    by cascadefx (174894) * <morlockhq@gma[ ]com ['il.' in gap]> on Wednesday December 22, 2004 @03:30PM (#11161429) Journal
    That's BS FUD and you know it.

    I use GIMP all the time on Windows and Linux. Now that the Windows version 2.2 with GTK 2.4 supports my Wacom Intuous 2 pad, I'll use it even more.

    I use GIMP for image manipulation and for painting and it is a great piece of software. Without it, I would have to spend hundreds of dollars on Photoshop, something that I can't afford.

  • Re:Here it comes. (Score:4, Informative)

    by stupidfoo (836212) on Wednesday December 22, 2004 @04:07PM (#11161816)
    It highlights the area that is being lasso'd. Think of the crop tool (where it greys out the area to be cropped), but in reverse. This gives the selected area a light blue color while you're drawing with the lasso. It's very nice.
  • by SloppyElvis (450156) on Wednesday December 22, 2004 @05:05PM (#11162356)
    I'd have to say that Paint.Net is pretty nice. It has an intuitive interface, and support for the most-used functions in a general picture editor.

    Performance was not a problem on my PC. Some have reported it is on theirs. I am running a P4 3.2 GHz HT w/512 MB RAM. :)

    Now to the constructive criticism...
    1. Tooltips came up under the tools in the toolbox. So, I couldn't see them, and I had to go to the help file to find out what some of the non-standard tools did.
    2. Transparent windows are cute enough, but flicker annoyingly when you drag a selection beneath them.
    3. Better fill options would be nice (like a gradient fill perhaps - I know GDI+ contains support for this).
    4. Huge memory management problems. After playing with an image for about 5 minutes, my Task Manager reported 160 MB memory in use for PaintDotNet. This figure seemingly rose with every operation, and almost never went down. Further, at one point, pencil and brush drawing stopped functioning entirely.

    The memory problem is a big one. I'm guessing that the history list is largely responsible for the offense, and that some disk cacheing could remedy the problems. Garbage collection isn't a license to grab all the RAM on my PC.

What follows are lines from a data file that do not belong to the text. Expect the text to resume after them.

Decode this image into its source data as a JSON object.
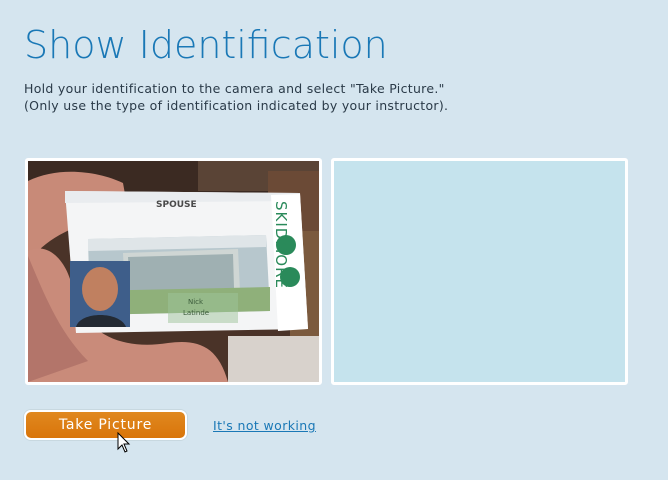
{
  "header": {
    "title": "Show Identification"
  },
  "instructions": {
    "line1": "Hold your identification to the camera and select \"Take Picture.\"",
    "line2": "(Only use the type of identification indicated by your instructor)."
  },
  "id_card": {
    "role_label": "SPOUSE",
    "institution_vertical": "SKIDMORE",
    "name_line1": "Nick",
    "name_line2": "Latinde"
  },
  "actions": {
    "take_picture_label": "Take Picture",
    "not_working_label": "It's not working"
  },
  "colors": {
    "background": "#d5e5ef",
    "title": "#1a78b6",
    "button": "#dd7f14",
    "captured_placeholder": "#c5e3ed",
    "card_green": "#2a8a5a"
  }
}
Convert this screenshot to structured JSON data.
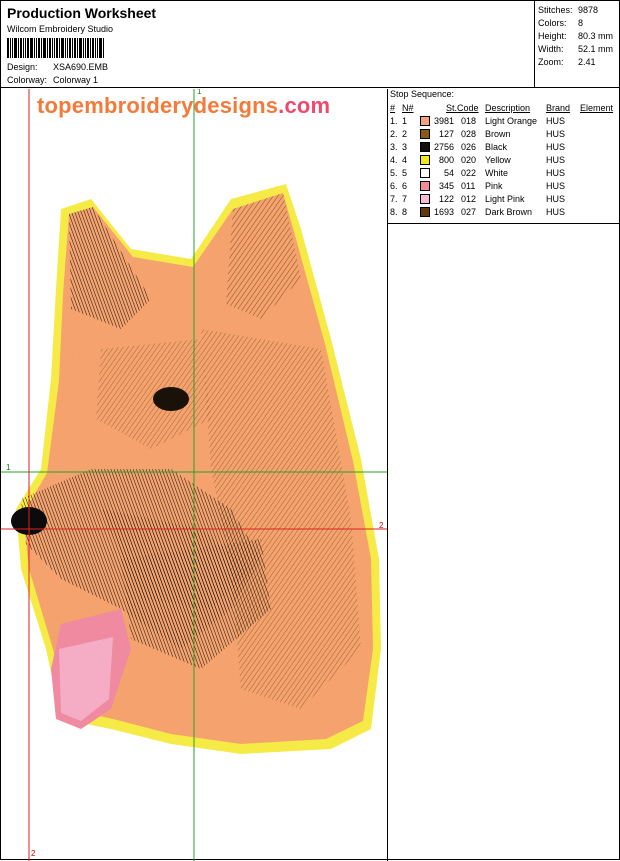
{
  "header": {
    "title": "Production Worksheet",
    "software": "Wilcom  Embroidery Studio",
    "design_label": "Design:",
    "design_value": "XSA690.EMB",
    "colorway_label": "Colorway:",
    "colorway_value": "Colorway 1"
  },
  "stats": [
    {
      "key": "Stitches:",
      "value": "9878"
    },
    {
      "key": "Colors:",
      "value": "8"
    },
    {
      "key": "Height:",
      "value": "80.3 mm"
    },
    {
      "key": "Width:",
      "value": "52.1 mm"
    },
    {
      "key": "Zoom:",
      "value": "2.41"
    }
  ],
  "watermark": {
    "main": "topembroiderydesigns",
    "suffix": ".com"
  },
  "axes": {
    "green_h": "1",
    "green_v": "1",
    "red_h": "2",
    "red_v": "2"
  },
  "stop_sequence": {
    "title": "Stop Sequence:",
    "columns": [
      "#",
      "N#",
      "",
      "St.",
      "Code",
      "Description",
      "Brand",
      "Element"
    ],
    "rows": [
      {
        "num": "1.",
        "n": "1",
        "color": "#f7a27a",
        "st": "3981",
        "code": "018",
        "desc": "Light Orange",
        "brand": "HUS"
      },
      {
        "num": "2.",
        "n": "2",
        "color": "#8a5a12",
        "st": "127",
        "code": "028",
        "desc": "Brown",
        "brand": "HUS"
      },
      {
        "num": "3.",
        "n": "3",
        "color": "#111111",
        "st": "2756",
        "code": "026",
        "desc": "Black",
        "brand": "HUS"
      },
      {
        "num": "4.",
        "n": "4",
        "color": "#f2ea14",
        "st": "800",
        "code": "020",
        "desc": "Yellow",
        "brand": "HUS"
      },
      {
        "num": "5.",
        "n": "5",
        "color": "#ffffff",
        "st": "54",
        "code": "022",
        "desc": "White",
        "brand": "HUS"
      },
      {
        "num": "6.",
        "n": "6",
        "color": "#f28a98",
        "st": "345",
        "code": "011",
        "desc": "Pink",
        "brand": "HUS"
      },
      {
        "num": "7.",
        "n": "7",
        "color": "#f7bcd4",
        "st": "122",
        "code": "012",
        "desc": "Light Pink",
        "brand": "HUS"
      },
      {
        "num": "8.",
        "n": "8",
        "color": "#5e3a0c",
        "st": "1693",
        "code": "027",
        "desc": "Dark Brown",
        "brand": "HUS"
      }
    ]
  }
}
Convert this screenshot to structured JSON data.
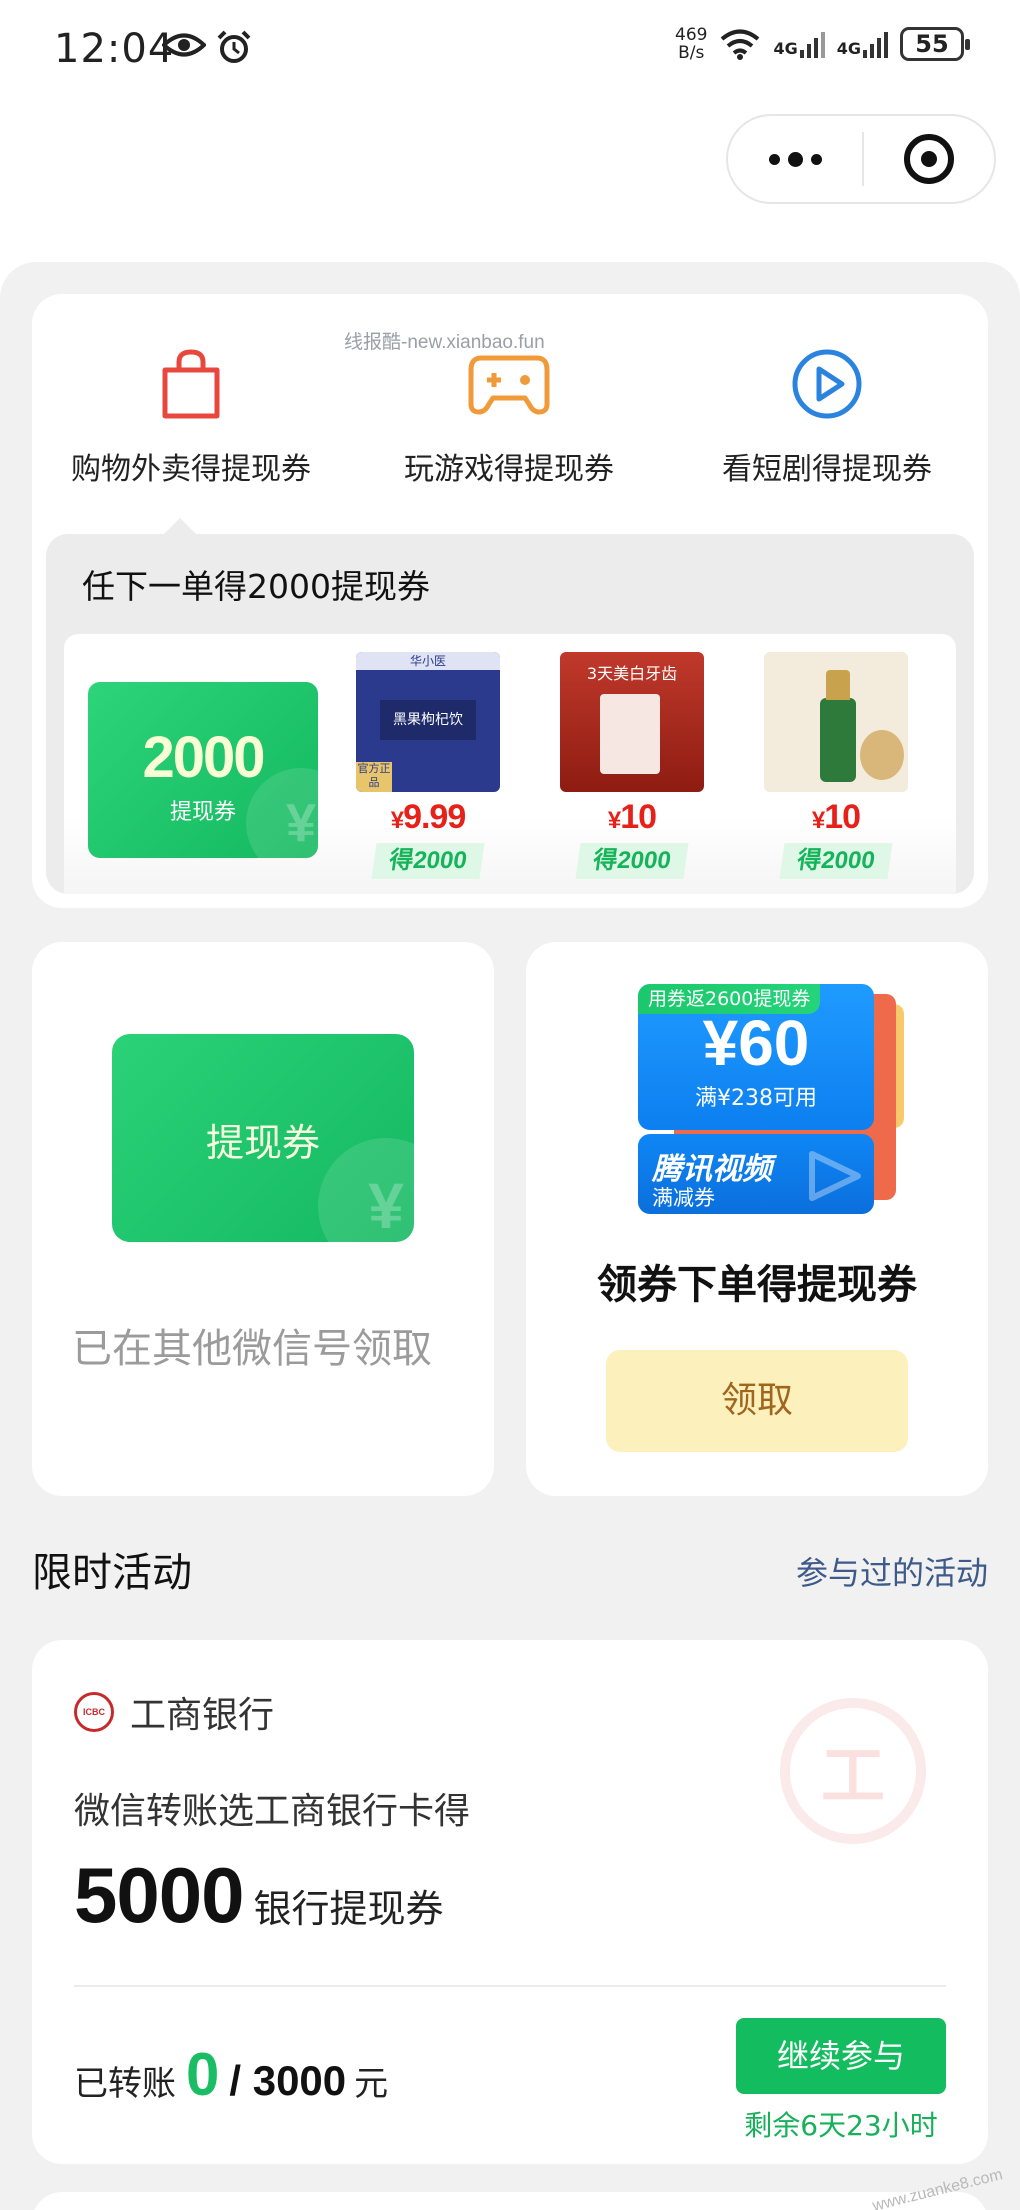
{
  "status_bar": {
    "time": "12:04",
    "net_speed_value": "469",
    "net_speed_unit": "B/s",
    "sim1": "4G",
    "sim2": "4G",
    "battery": "55"
  },
  "categories": [
    {
      "label": "购物外卖得提现券",
      "icon": "shopping-bag-icon",
      "color": "#e8473e"
    },
    {
      "label": "玩游戏得提现券",
      "icon": "gamepad-icon",
      "color": "#f09a3a"
    },
    {
      "label": "看短剧得提现券",
      "icon": "play-circle-icon",
      "color": "#2b83e0"
    }
  ],
  "promo": {
    "title": "任下一单得2000提现券",
    "watermark": "线报酷-new.xianbao.fun",
    "voucher_amount": "2000",
    "voucher_label": "提现券",
    "products": [
      {
        "currency": "¥",
        "price": "9.99",
        "earn": "得2000",
        "img_text_1": "华小医",
        "img_text_2": "官方正品",
        "img_text_3": "黑果枸杞饮",
        "img_text_4": "官方正品"
      },
      {
        "currency": "¥",
        "price": "10",
        "earn": "得2000",
        "img_text_1": "3天美白牙齿"
      },
      {
        "currency": "¥",
        "price": "10",
        "earn": "得2000"
      }
    ]
  },
  "left_card": {
    "voucher_label": "提现券",
    "status": "已在其他微信号领取"
  },
  "right_card": {
    "badge": "用券返2600提现券",
    "amount": "¥60",
    "condition": "满¥238可用",
    "brand": "腾讯视频",
    "brand_sub": "满减券",
    "title": "领券下单得提现券",
    "button": "领取"
  },
  "section": {
    "title": "限时活动",
    "link": "参与过的活动"
  },
  "bank_card": {
    "bank_name": "工商银行",
    "logo_text": "ICBC",
    "watermark_glyph": "工",
    "description": "微信转账选工商银行卡得",
    "amount": "5000",
    "amount_label": "银行提现券",
    "progress_label": "已转账",
    "progress_current": "0",
    "progress_total": "/ 3000",
    "progress_unit": "元",
    "button": "继续参与",
    "remaining": "剩余6天23小时"
  },
  "corner_watermark": "www.zuanke8.com"
}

    Anyway, a good free program all-in-all. A bit of a heavyweight to be a Paint replacement though.
  • Re:Interesting (Score:3, Informative)

    by martinoforum (841942) on Wednesday December 22, 2004 @05:41PM (#11162712)
    If they genuinely want FOSS to succeed as a mass-market movement, the slashdotters who keep pulling this line out of their posteriors will need to shut up. Not everybody who wants to use The GIMP is going to be a programmer, or a bored geek with the time free to do such things. For things like the GIMP to succeed, they need to attract graphics professionals - the majority of whom don't care in the slightest about the source code or programming. It's a stupid response, and I wish people would stop saying this every time that somebody has an issue with an open source package. It's called "User feedback", it comes from having "Users" who "Use" your software to "Do things". These strange people don't just sit around their bedrooms and scratch themselves all day, interspersed with the occasional porn download. They have jobs. They get paid to do work. They may go to their boss and say "Look, we can save $xyz by using this excellent free package instead of paying up for package ABC". They will not go to their boss and say "Look, there's this free package I like... can I spent a couple of months hacking it to make it usable for our needs?". Programmers do that. Creative professionals don't.

Klein bottle for rent -- inquire within.

Working...